(Supplied information)
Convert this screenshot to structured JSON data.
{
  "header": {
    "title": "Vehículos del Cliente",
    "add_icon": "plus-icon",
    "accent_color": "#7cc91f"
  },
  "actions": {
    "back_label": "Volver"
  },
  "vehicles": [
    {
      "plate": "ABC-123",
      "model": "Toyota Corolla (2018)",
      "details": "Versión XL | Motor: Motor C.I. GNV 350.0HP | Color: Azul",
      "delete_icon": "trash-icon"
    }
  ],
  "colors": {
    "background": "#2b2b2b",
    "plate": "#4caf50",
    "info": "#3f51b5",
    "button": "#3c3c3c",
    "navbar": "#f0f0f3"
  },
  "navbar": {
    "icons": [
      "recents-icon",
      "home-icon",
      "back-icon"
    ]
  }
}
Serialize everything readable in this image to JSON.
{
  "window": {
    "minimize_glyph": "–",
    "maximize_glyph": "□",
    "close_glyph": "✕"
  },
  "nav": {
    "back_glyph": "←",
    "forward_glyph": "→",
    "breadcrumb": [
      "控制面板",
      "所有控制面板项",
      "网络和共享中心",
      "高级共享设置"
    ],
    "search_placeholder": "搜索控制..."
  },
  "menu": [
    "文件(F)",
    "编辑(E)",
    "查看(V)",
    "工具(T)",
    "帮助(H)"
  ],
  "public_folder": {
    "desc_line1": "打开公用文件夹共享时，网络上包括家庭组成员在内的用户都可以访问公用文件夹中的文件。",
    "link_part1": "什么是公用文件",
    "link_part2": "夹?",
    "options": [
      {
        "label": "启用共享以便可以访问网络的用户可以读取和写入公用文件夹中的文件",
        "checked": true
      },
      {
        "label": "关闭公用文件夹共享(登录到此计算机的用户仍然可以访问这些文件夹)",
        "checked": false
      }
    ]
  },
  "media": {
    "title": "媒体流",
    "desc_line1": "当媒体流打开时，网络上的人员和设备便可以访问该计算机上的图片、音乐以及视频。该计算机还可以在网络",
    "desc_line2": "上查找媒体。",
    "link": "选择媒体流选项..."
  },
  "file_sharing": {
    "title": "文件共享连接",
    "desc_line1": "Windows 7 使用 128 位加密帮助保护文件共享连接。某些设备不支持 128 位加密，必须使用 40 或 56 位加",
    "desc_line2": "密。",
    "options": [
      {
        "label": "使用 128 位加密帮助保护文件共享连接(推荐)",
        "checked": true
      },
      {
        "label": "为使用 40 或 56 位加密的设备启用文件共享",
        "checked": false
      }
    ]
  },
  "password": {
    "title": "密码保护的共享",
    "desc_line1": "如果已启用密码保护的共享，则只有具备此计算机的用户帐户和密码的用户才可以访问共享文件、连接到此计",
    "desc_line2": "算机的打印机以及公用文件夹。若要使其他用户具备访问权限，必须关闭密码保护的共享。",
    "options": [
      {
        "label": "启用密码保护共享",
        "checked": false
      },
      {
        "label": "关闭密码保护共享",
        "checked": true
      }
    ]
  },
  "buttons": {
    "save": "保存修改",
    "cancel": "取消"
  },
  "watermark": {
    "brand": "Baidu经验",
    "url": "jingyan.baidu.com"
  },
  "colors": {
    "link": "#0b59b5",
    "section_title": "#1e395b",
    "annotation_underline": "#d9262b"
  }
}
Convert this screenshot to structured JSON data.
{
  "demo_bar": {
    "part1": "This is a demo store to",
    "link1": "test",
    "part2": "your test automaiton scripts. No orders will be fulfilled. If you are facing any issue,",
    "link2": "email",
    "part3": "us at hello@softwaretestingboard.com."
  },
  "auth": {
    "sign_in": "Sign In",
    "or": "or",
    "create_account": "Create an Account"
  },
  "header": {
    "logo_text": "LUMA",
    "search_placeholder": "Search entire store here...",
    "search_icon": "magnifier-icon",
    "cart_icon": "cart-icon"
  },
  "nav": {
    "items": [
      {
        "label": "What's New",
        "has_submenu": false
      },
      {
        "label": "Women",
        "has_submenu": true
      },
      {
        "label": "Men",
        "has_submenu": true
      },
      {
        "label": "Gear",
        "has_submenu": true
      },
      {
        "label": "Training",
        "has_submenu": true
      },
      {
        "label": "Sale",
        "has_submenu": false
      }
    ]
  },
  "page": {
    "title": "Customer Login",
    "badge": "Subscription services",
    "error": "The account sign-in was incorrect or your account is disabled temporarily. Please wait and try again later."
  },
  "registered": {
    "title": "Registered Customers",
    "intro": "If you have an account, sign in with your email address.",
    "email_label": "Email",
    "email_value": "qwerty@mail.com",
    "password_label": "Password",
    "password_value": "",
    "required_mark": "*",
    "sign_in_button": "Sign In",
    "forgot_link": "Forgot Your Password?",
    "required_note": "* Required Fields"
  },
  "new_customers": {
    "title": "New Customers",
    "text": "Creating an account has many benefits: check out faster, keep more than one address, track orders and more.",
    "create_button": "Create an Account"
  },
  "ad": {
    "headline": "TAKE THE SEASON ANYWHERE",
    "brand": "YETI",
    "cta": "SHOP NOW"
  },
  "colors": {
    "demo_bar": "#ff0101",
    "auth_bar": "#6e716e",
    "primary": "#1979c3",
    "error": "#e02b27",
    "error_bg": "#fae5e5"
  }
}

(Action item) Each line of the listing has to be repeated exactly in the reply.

(Completed exercise)
Convert this screenshot to structured JSON data.
{
  "header": {
    "title": "Vehículos del Cliente",
    "add_icon": "plus-icon",
    "accent_color": "#7cc91f"
  },
  "actions": {
    "back_label": "Volver"
  },
  "vehicles": [
    {
      "plate": "ABC-123",
      "model": "Toyota Corolla (2018)",
      "details": "Versión XL | Motor: Motor C.I. GNV 350.0HP | Color: Azul",
      "delete_icon": "trash-icon"
    }
  ],
  "colors": {
    "background": "#2b2b2b",
    "plate": "#4caf50",
    "info": "#3f51b5",
    "button": "#3c3c3c",
    "navbar": "#f0f0f3"
  },
  "navbar": {
    "icons": [
      "recents-icon",
      "home-icon",
      "back-icon"
    ]
  }
}
Serialize everything readable in this image to JSON.
{
  "window": {
    "minimize_glyph": "–",
    "maximize_glyph": "□",
    "close_glyph": "✕"
  },
  "nav": {
    "back_glyph": "←",
    "forward_glyph": "→",
    "breadcrumb": [
      "控制面板",
      "所有控制面板项",
      "网络和共享中心",
      "高级共享设置"
    ],
    "search_placeholder": "搜索控制..."
  },
  "menu": [
    "文件(F)",
    "编辑(E)",
    "查看(V)",
    "工具(T)",
    "帮助(H)"
  ],
  "public_folder": {
    "desc_line1": "打开公用文件夹共享时，网络上包括家庭组成员在内的用户都可以访问公用文件夹中的文件。",
    "link_part1": "什么是公用文件",
    "link_part2": "夹?",
    "options": [
      {
        "label": "启用共享以便可以访问网络的用户可以读取和写入公用文件夹中的文件",
        "checked": true
      },
      {
        "label": "关闭公用文件夹共享(登录到此计算机的用户仍然可以访问这些文件夹)",
        "checked": false
      }
    ]
  },
  "media": {
    "title": "媒体流",
    "desc_line1": "当媒体流打开时，网络上的人员和设备便可以访问该计算机上的图片、音乐以及视频。该计算机还可以在网络",
    "desc_line2": "上查找媒体。",
    "link": "选择媒体流选项..."
  },
  "file_sharing": {
    "title": "文件共享连接",
    "desc_line1": "Windows 7 使用 128 位加密帮助保护文件共享连接。某些设备不支持 128 位加密，必须使用 40 或 56 位加",
    "desc_line2": "密。",
    "options": [
      {
        "label": "使用 128 位加密帮助保护文件共享连接(推荐)",
        "checked": true
      },
      {
        "label": "为使用 40 或 56 位加密的设备启用文件共享",
        "checked": false
      }
    ]
  },
  "password": {
    "title": "密码保护的共享",
    "desc_line1": "如果已启用密码保护的共享，则只有具备此计算机的用户帐户和密码的用户才可以访问共享文件、连接到此计",
    "desc_line2": "算机的打印机以及公用文件夹。若要使其他用户具备访问权限，必须关闭密码保护的共享。",
    "options": [
      {
        "label": "启用密码保护共享",
        "checked": false
      },
      {
        "label": "关闭密码保护共享",
        "checked": true
      }
    ]
  },
  "buttons": {
    "save": "保存修改",
    "cancel": "取消"
  },
  "watermark": {
    "brand": "Baidu经验",
    "url": "jingyan.baidu.com"
  },
  "colors": {
    "link": "#0b59b5",
    "section_title": "#1e395b",
    "annotation_underline": "#d9262b"
  }
}
Convert this screenshot to structured JSON data.
{
  "demo_bar": {
    "part1": "This is a demo store to",
    "link1": "test",
    "part2": "your test automaiton scripts. No orders will be fulfilled. If you are facing any issue,",
    "link2": "email",
    "part3": "us at hello@softwaretestingboard.com."
  },
  "auth": {
    "sign_in": "Sign In",
    "or": "or",
    "create_account": "Create an Account"
  },
  "header": {
    "logo_text": "LUMA",
    "search_placeholder": "Search entire store here...",
    "search_icon": "magnifier-icon",
    "cart_icon": "cart-icon"
  },
  "nav": {
    "items": [
      {
        "label": "What's New",
        "has_submenu": false
      },
      {
        "label": "Women",
        "has_submenu": true
      },
      {
        "label": "Men",
        "has_submenu": true
      },
      {
        "label": "Gear",
        "has_submenu": true
      },
      {
        "label": "Training",
        "has_submenu": true
      },
      {
        "label": "Sale",
        "has_submenu": false
      }
    ]
  },
  "page": {
    "title": "Customer Login",
    "badge": "Subscription services",
    "error": "The account sign-in was incorrect or your account is disabled temporarily. Please wait and try again later."
  },
  "registered": {
    "title": "Registered Customers",
    "intro": "If you have an account, sign in with your email address.",
    "email_label": "Email",
    "email_value": "qwerty@mail.com",
    "password_label": "Password",
    "password_value": "",
    "required_mark": "*",
    "sign_in_button": "Sign In",
    "forgot_link": "Forgot Your Password?",
    "required_note": "* Required Fields"
  },
  "new_customers": {
    "title": "New Customers",
    "text": "Creating an account has many benefits: check out faster, keep more than one address, track orders and more.",
    "create_button": "Create an Account"
  },
  "ad": {
    "headline": "TAKE THE SEASON ANYWHERE",
    "brand": "YETI",
    "cta": "SHOP NOW"
  },
  "colors": {
    "demo_bar": "#ff0101",
    "auth_bar": "#6e716e",
    "primary": "#1979c3",
    "error": "#e02b27",
    "error_bg": "#fae5e5"
  }
}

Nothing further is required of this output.